··· Dataset

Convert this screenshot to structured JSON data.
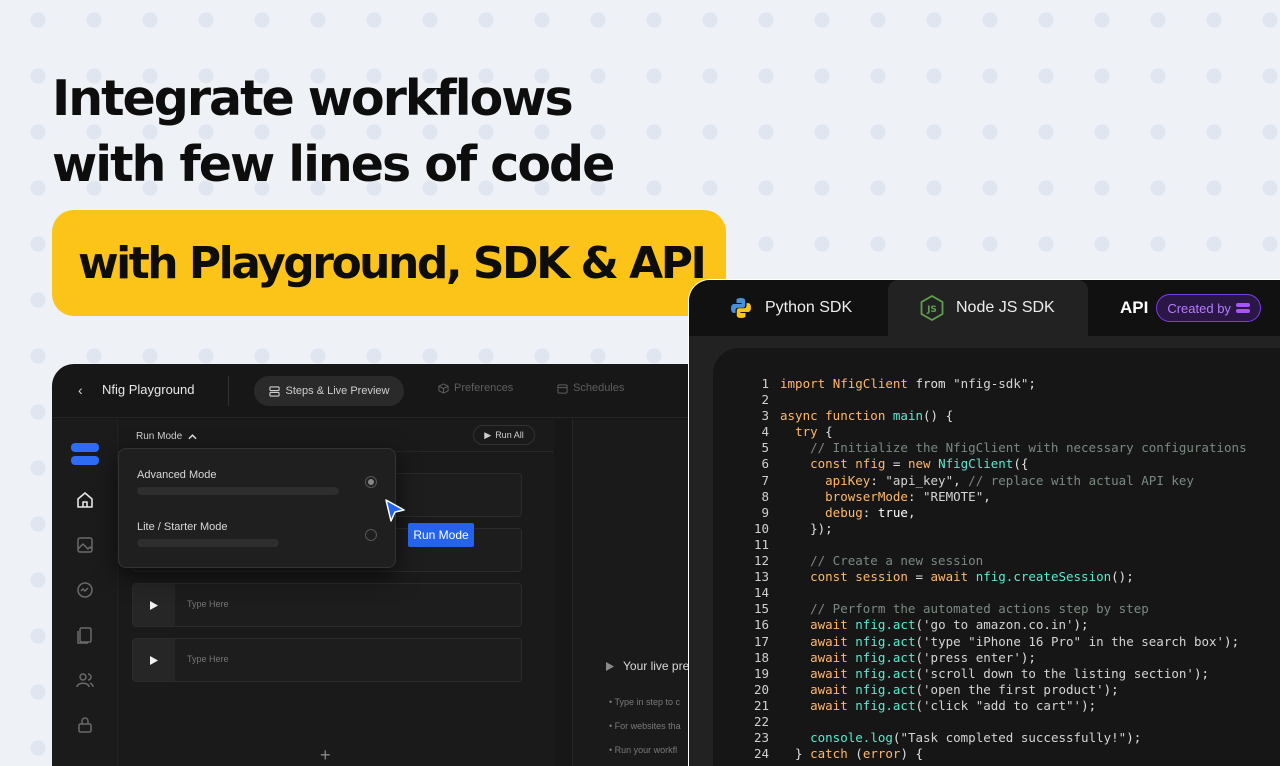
{
  "headline": {
    "line1": "Integrate workflows",
    "line2": "with few lines of code",
    "banner": "with Playground, SDK & API"
  },
  "playground": {
    "back_icon": "chevron-left-icon",
    "title": "Nfig Playground",
    "tabs": [
      {
        "label": "Steps & Live Preview",
        "icon": "layout-icon",
        "active": true
      },
      {
        "label": "Preferences",
        "icon": "cube-icon",
        "active": false
      },
      {
        "label": "Schedules",
        "icon": "calendar-icon",
        "active": false
      }
    ],
    "sidebar_icons": [
      "home-icon",
      "image-icon",
      "activity-icon",
      "documents-icon",
      "users-icon",
      "lock-icon"
    ],
    "run_mode_label": "Run Mode",
    "run_all_label": "Run All",
    "dropdown": {
      "options": [
        {
          "label": "Advanced Mode",
          "selected": true
        },
        {
          "label": "Lite / Starter Mode",
          "selected": false
        }
      ]
    },
    "tooltip": "Run Mode",
    "step_placeholder": "Type Here",
    "add_label": "+",
    "preview": {
      "title": "Your live pre",
      "bullets": [
        "Type in step to c",
        "For websites tha",
        "Run your workfl"
      ]
    }
  },
  "sdk": {
    "tabs": [
      {
        "label": "Python SDK",
        "icon": "python-icon",
        "active": false
      },
      {
        "label": "Node JS SDK",
        "icon": "nodejs-icon",
        "active": true
      }
    ],
    "api_label": "API",
    "created_by": "Created by",
    "code_lines": [
      {
        "n": "1",
        "parts": [
          [
            "kw",
            "import "
          ],
          [
            "cls",
            "NfigClient"
          ],
          [
            "df",
            " from "
          ],
          [
            "str",
            "\"nfig-sdk\""
          ],
          [
            "df",
            ";"
          ]
        ]
      },
      {
        "n": "2",
        "parts": []
      },
      {
        "n": "3",
        "parts": [
          [
            "kw",
            "async function "
          ],
          [
            "fn",
            "main"
          ],
          [
            "df",
            "() {"
          ]
        ]
      },
      {
        "n": "4",
        "parts": [
          [
            "df",
            "  "
          ],
          [
            "kw",
            "try"
          ],
          [
            "df",
            " {"
          ]
        ]
      },
      {
        "n": "5",
        "parts": [
          [
            "cm",
            "    // Initialize the NfigClient with necessary configurations"
          ]
        ]
      },
      {
        "n": "6",
        "parts": [
          [
            "df",
            "    "
          ],
          [
            "kw",
            "const "
          ],
          [
            "cls",
            "nfig"
          ],
          [
            "df",
            " = "
          ],
          [
            "kw",
            "new "
          ],
          [
            "fn",
            "NfigClient"
          ],
          [
            "df",
            "({"
          ]
        ]
      },
      {
        "n": "7",
        "parts": [
          [
            "df",
            "      "
          ],
          [
            "cls",
            "apiKey"
          ],
          [
            "df",
            ": "
          ],
          [
            "str",
            "\"api_key\""
          ],
          [
            "df",
            ", "
          ],
          [
            "cm",
            "// replace with actual API key"
          ]
        ]
      },
      {
        "n": "8",
        "parts": [
          [
            "df",
            "      "
          ],
          [
            "cls",
            "browserMode"
          ],
          [
            "df",
            ": "
          ],
          [
            "str",
            "\"REMOTE\""
          ],
          [
            "df",
            ","
          ]
        ]
      },
      {
        "n": "9",
        "parts": [
          [
            "df",
            "      "
          ],
          [
            "cls",
            "debug"
          ],
          [
            "df",
            ": "
          ],
          [
            "bool",
            "true"
          ],
          [
            "df",
            ","
          ]
        ]
      },
      {
        "n": "10",
        "parts": [
          [
            "df",
            "    });"
          ]
        ]
      },
      {
        "n": "11",
        "parts": []
      },
      {
        "n": "12",
        "parts": [
          [
            "cm",
            "    // Create a new session"
          ]
        ]
      },
      {
        "n": "13",
        "parts": [
          [
            "df",
            "    "
          ],
          [
            "kw",
            "const "
          ],
          [
            "cls",
            "session"
          ],
          [
            "df",
            " = "
          ],
          [
            "kw",
            "await "
          ],
          [
            "fn",
            "nfig.createSession"
          ],
          [
            "df",
            "();"
          ]
        ]
      },
      {
        "n": "14",
        "parts": []
      },
      {
        "n": "15",
        "parts": [
          [
            "cm",
            "    // Perform the automated actions step by step"
          ]
        ]
      },
      {
        "n": "16",
        "parts": [
          [
            "df",
            "    "
          ],
          [
            "kw",
            "await "
          ],
          [
            "fn",
            "nfig.act"
          ],
          [
            "df",
            "("
          ],
          [
            "str",
            "'go to amazon.co.in'"
          ],
          [
            "df",
            ");"
          ]
        ]
      },
      {
        "n": "17",
        "parts": [
          [
            "df",
            "    "
          ],
          [
            "kw",
            "await "
          ],
          [
            "fn",
            "nfig.act"
          ],
          [
            "df",
            "("
          ],
          [
            "str",
            "'type \"iPhone 16 Pro\" in the search box'"
          ],
          [
            "df",
            ");"
          ]
        ]
      },
      {
        "n": "18",
        "parts": [
          [
            "df",
            "    "
          ],
          [
            "kw",
            "await "
          ],
          [
            "fn",
            "nfig.act"
          ],
          [
            "df",
            "("
          ],
          [
            "str",
            "'press enter'"
          ],
          [
            "df",
            ");"
          ]
        ]
      },
      {
        "n": "19",
        "parts": [
          [
            "df",
            "    "
          ],
          [
            "kw",
            "await "
          ],
          [
            "fn",
            "nfig.act"
          ],
          [
            "df",
            "("
          ],
          [
            "str",
            "'scroll down to the listing section'"
          ],
          [
            "df",
            ");"
          ]
        ]
      },
      {
        "n": "20",
        "parts": [
          [
            "df",
            "    "
          ],
          [
            "kw",
            "await "
          ],
          [
            "fn",
            "nfig.act"
          ],
          [
            "df",
            "("
          ],
          [
            "str",
            "'open the first product'"
          ],
          [
            "df",
            ");"
          ]
        ]
      },
      {
        "n": "21",
        "parts": [
          [
            "df",
            "    "
          ],
          [
            "kw",
            "await "
          ],
          [
            "fn",
            "nfig.act"
          ],
          [
            "df",
            "("
          ],
          [
            "str",
            "'click \"add to cart\"'"
          ],
          [
            "df",
            ");"
          ]
        ]
      },
      {
        "n": "22",
        "parts": []
      },
      {
        "n": "23",
        "parts": [
          [
            "df",
            "    "
          ],
          [
            "fn",
            "console.log"
          ],
          [
            "df",
            "("
          ],
          [
            "str",
            "\"Task completed successfully!\""
          ],
          [
            "df",
            ");"
          ]
        ]
      },
      {
        "n": "24",
        "parts": [
          [
            "df",
            "  } "
          ],
          [
            "kw",
            "catch"
          ],
          [
            "df",
            " ("
          ],
          [
            "cls",
            "error"
          ],
          [
            "df",
            ") {"
          ]
        ]
      }
    ]
  },
  "colors": {
    "banner": "#fcc419",
    "accent_blue": "#2563eb",
    "badge_purple": "#a855f7"
  }
}
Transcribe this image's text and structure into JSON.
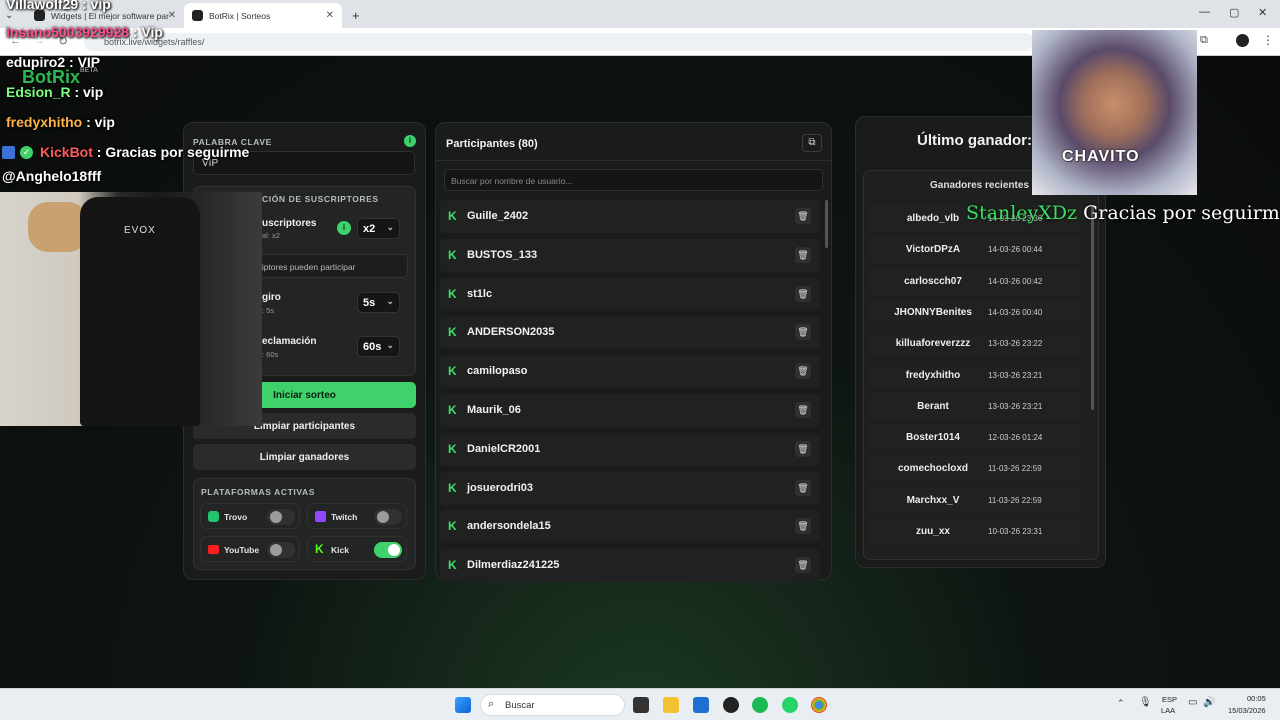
{
  "browser": {
    "tabs": [
      {
        "label": "Widgets | El mejor software par"
      },
      {
        "label": "BotRix | Sorteos"
      }
    ],
    "url": "botrix.live/widgets/raffles/",
    "new_tab": "+"
  },
  "sidebar": {
    "keyword_label": "PALABRA CLAVE",
    "keyword_value": "VIP",
    "subs_section": "CIÓN DE SUSCRIPTORES",
    "subs_title": "uscriptores",
    "subs_sub": "al: x2",
    "multiplier": "x2",
    "subs_only": "riptores pueden participar",
    "spin_title": "giro",
    "spin_sub": ": 5s",
    "spin_value": "5s",
    "claim_title": "eclamación",
    "claim_sub": ": 60s",
    "claim_value": "60s",
    "start_btn": "Iniciar sorteo",
    "clear_participants_btn": "Limpiar participantes",
    "clear_winners_btn": "Limpiar ganadores",
    "platforms_label": "PLATAFORMAS ACTIVAS",
    "platforms": [
      {
        "name": "Trovo",
        "on": false
      },
      {
        "name": "Twitch",
        "on": false
      },
      {
        "name": "YouTube",
        "on": false
      },
      {
        "name": "Kick",
        "on": true
      }
    ]
  },
  "participants": {
    "title": "Participantes (80)",
    "search_placeholder": "Buscar por nombre de usuario...",
    "list": [
      "Guille_2402",
      "BUSTOS_133",
      "st1lc",
      "ANDERSON2035",
      "camilopaso",
      "Maurik_06",
      "DanielCR2001",
      "josuerodri03",
      "andersondela15",
      "Dilmerdiaz241225"
    ]
  },
  "winners": {
    "title": "Último ganador:",
    "recent_label": "Ganadores recientes",
    "list": [
      {
        "name": "albedo_vlb",
        "date": "14-03-26 23:36"
      },
      {
        "name": "VictorDPzA",
        "date": "14-03-26 00:44"
      },
      {
        "name": "carloscch07",
        "date": "14-03-26 00:42"
      },
      {
        "name": "JHONNYBenites",
        "date": "14-03-26 00:40"
      },
      {
        "name": "killuaforeverzzz",
        "date": "13-03-26 23:22"
      },
      {
        "name": "fredyxhitho",
        "date": "13-03-26 23:21"
      },
      {
        "name": "Berant",
        "date": "13-03-26 23:21"
      },
      {
        "name": "Boster1014",
        "date": "12-03-26 01:24"
      },
      {
        "name": "comechocloxd",
        "date": "11-03-26 22:59"
      },
      {
        "name": "Marchxx_V",
        "date": "11-03-26 22:59"
      },
      {
        "name": "zuu_xx",
        "date": "10-03-26 23:31"
      }
    ]
  },
  "overlay": {
    "chat": [
      {
        "user": "Villawolf29",
        "msg": " : vip",
        "color": "#ffffff"
      },
      {
        "user": "Insano5003929928",
        "msg": " : Vip",
        "color": "#ff4d8d"
      },
      {
        "user": "edupiro2",
        "msg": " : VIP",
        "color": "#ffffff"
      },
      {
        "user": "Edsion_R",
        "msg": " : vip",
        "color": "#7dff7d"
      },
      {
        "user": "fredyxhitho",
        "msg": " : vip",
        "color": "#ffb347"
      },
      {
        "user": "KickBot",
        "msg": " : Gracias por seguirme",
        "color": "#ff5a5a"
      },
      {
        "user": "@Anghelo18fff",
        "msg": "",
        "color": "#ffffff"
      }
    ],
    "botrix_logo": "BotRix",
    "beta": "BETA",
    "cam_brand": "EVOX",
    "cam_label": "CHAVITO",
    "follow_user": "StanleyXDz",
    "follow_msg": " Gracias por seguirme!!"
  },
  "taskbar": {
    "search": "Buscar",
    "lang1": "ESP",
    "lang2": "LAA",
    "time": "00:05",
    "date": "15/03/2026"
  },
  "colors": {
    "accent": "#3fd26b",
    "kick": "#53fc18",
    "bg": "#0c0f0d"
  }
}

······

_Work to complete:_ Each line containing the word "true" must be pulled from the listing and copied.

_Solution:_
        "active": true
          "selected": true
        "active": true
            "true"
        "on": true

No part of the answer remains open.